Set down every entry again, exactly as it appears.

--- Extracted material Enclosed Below ---

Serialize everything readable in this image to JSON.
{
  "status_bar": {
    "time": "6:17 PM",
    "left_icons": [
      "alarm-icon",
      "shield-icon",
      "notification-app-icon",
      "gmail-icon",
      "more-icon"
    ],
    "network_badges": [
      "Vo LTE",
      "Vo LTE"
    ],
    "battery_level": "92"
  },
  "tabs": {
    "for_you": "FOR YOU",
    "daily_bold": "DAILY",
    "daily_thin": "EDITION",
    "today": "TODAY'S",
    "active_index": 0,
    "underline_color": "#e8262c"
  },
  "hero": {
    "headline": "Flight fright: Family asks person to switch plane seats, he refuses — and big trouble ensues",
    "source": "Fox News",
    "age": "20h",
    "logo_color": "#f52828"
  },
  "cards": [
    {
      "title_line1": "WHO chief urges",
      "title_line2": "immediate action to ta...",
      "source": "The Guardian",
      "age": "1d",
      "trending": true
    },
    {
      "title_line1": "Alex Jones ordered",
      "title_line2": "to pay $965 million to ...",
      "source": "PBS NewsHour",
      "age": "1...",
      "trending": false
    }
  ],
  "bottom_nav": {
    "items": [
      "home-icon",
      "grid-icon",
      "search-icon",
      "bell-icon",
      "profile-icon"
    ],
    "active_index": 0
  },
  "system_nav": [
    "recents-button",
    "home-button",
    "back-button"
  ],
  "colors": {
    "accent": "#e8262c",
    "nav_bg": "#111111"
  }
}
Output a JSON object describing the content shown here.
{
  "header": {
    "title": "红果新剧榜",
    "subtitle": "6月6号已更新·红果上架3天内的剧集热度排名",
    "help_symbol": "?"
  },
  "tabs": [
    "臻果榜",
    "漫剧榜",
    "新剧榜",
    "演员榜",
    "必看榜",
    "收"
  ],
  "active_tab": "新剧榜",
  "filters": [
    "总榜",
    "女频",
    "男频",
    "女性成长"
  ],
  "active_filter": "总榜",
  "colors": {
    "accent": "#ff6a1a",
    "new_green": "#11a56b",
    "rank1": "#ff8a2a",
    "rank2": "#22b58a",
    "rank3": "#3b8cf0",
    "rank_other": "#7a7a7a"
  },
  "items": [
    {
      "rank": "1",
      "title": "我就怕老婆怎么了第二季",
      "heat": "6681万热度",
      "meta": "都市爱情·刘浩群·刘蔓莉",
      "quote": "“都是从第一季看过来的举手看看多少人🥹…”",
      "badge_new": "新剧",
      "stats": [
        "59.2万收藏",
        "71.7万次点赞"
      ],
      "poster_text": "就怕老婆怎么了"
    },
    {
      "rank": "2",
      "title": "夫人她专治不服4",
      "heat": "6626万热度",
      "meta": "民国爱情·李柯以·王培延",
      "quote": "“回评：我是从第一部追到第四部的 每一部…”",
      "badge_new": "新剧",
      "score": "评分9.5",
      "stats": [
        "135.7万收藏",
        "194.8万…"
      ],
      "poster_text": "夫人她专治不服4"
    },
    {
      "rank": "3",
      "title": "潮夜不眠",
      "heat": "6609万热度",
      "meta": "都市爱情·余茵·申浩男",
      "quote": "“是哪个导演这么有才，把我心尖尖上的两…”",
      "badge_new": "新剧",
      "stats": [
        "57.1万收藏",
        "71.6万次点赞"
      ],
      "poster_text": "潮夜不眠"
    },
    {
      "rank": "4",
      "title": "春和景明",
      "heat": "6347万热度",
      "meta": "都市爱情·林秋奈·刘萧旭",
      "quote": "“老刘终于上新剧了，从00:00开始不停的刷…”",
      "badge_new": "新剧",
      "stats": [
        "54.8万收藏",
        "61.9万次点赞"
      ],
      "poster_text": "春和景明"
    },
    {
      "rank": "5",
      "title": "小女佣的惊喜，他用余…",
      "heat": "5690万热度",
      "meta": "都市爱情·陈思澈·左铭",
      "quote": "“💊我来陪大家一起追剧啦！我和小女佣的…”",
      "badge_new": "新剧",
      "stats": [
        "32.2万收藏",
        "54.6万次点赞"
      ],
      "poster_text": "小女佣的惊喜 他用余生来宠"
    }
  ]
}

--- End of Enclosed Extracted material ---

**Solution to the problem**
Serialize everything readable in this image to JSON.
{
  "status_bar": {
    "time": "6:17 PM",
    "left_icons": [
      "alarm-icon",
      "shield-icon",
      "notification-app-icon",
      "gmail-icon",
      "more-icon"
    ],
    "network_badges": [
      "Vo LTE",
      "Vo LTE"
    ],
    "battery_level": "92"
  },
  "tabs": {
    "for_you": "FOR YOU",
    "daily_bold": "DAILY",
    "daily_thin": "EDITION",
    "today": "TODAY'S",
    "active_index": 0,
    "underline_color": "#e8262c"
  },
  "hero": {
    "headline": "Flight fright: Family asks person to switch plane seats, he refuses — and big trouble ensues",
    "source": "Fox News",
    "age": "20h",
    "logo_color": "#f52828"
  },
  "cards": [
    {
      "title_line1": "WHO chief urges",
      "title_line2": "immediate action to ta...",
      "source": "The Guardian",
      "age": "1d",
      "trending": true
    },
    {
      "title_line1": "Alex Jones ordered",
      "title_line2": "to pay $965 million to ...",
      "source": "PBS NewsHour",
      "age": "1...",
      "trending": false
    }
  ],
  "bottom_nav": {
    "items": [
      "home-icon",
      "grid-icon",
      "search-icon",
      "bell-icon",
      "profile-icon"
    ],
    "active_index": 0
  },
  "system_nav": [
    "recents-button",
    "home-button",
    "back-button"
  ],
  "colors": {
    "accent": "#e8262c",
    "nav_bg": "#111111"
  }
}
Output a JSON object describing the content shown here.
{
  "header": {
    "title": "红果新剧榜",
    "subtitle": "6月6号已更新·红果上架3天内的剧集热度排名",
    "help_symbol": "?"
  },
  "tabs": [
    "臻果榜",
    "漫剧榜",
    "新剧榜",
    "演员榜",
    "必看榜",
    "收"
  ],
  "active_tab": "新剧榜",
  "filters": [
    "总榜",
    "女频",
    "男频",
    "女性成长"
  ],
  "active_filter": "总榜",
  "colors": {
    "accent": "#ff6a1a",
    "new_green": "#11a56b",
    "rank1": "#ff8a2a",
    "rank2": "#22b58a",
    "rank3": "#3b8cf0",
    "rank_other": "#7a7a7a"
  },
  "items": [
    {
      "rank": "1",
      "title": "我就怕老婆怎么了第二季",
      "heat": "6681万热度",
      "meta": "都市爱情·刘浩群·刘蔓莉",
      "quote": "“都是从第一季看过来的举手看看多少人🥹…”",
      "badge_new": "新剧",
      "stats": [
        "59.2万收藏",
        "71.7万次点赞"
      ],
      "poster_text": "就怕老婆怎么了"
    },
    {
      "rank": "2",
      "title": "夫人她专治不服4",
      "heat": "6626万热度",
      "meta": "民国爱情·李柯以·王培延",
      "quote": "“回评：我是从第一部追到第四部的 每一部…”",
      "badge_new": "新剧",
      "score": "评分9.5",
      "stats": [
        "135.7万收藏",
        "194.8万…"
      ],
      "poster_text": "夫人她专治不服4"
    },
    {
      "rank": "3",
      "title": "潮夜不眠",
      "heat": "6609万热度",
      "meta": "都市爱情·余茵·申浩男",
      "quote": "“是哪个导演这么有才，把我心尖尖上的两…”",
      "badge_new": "新剧",
      "stats": [
        "57.1万收藏",
        "71.6万次点赞"
      ],
      "poster_text": "潮夜不眠"
    },
    {
      "rank": "4",
      "title": "春和景明",
      "heat": "6347万热度",
      "meta": "都市爱情·林秋奈·刘萧旭",
      "quote": "“老刘终于上新剧了，从00:00开始不停的刷…”",
      "badge_new": "新剧",
      "stats": [
        "54.8万收藏",
        "61.9万次点赞"
      ],
      "poster_text": "春和景明"
    },
    {
      "rank": "5",
      "title": "小女佣的惊喜，他用余…",
      "heat": "5690万热度",
      "meta": "都市爱情·陈思澈·左铭",
      "quote": "“💊我来陪大家一起追剧啦！我和小女佣的…”",
      "badge_new": "新剧",
      "stats": [
        "32.2万收藏",
        "54.6万次点赞"
      ],
      "poster_text": "小女佣的惊喜 他用余生来宠"
    }
  ]
}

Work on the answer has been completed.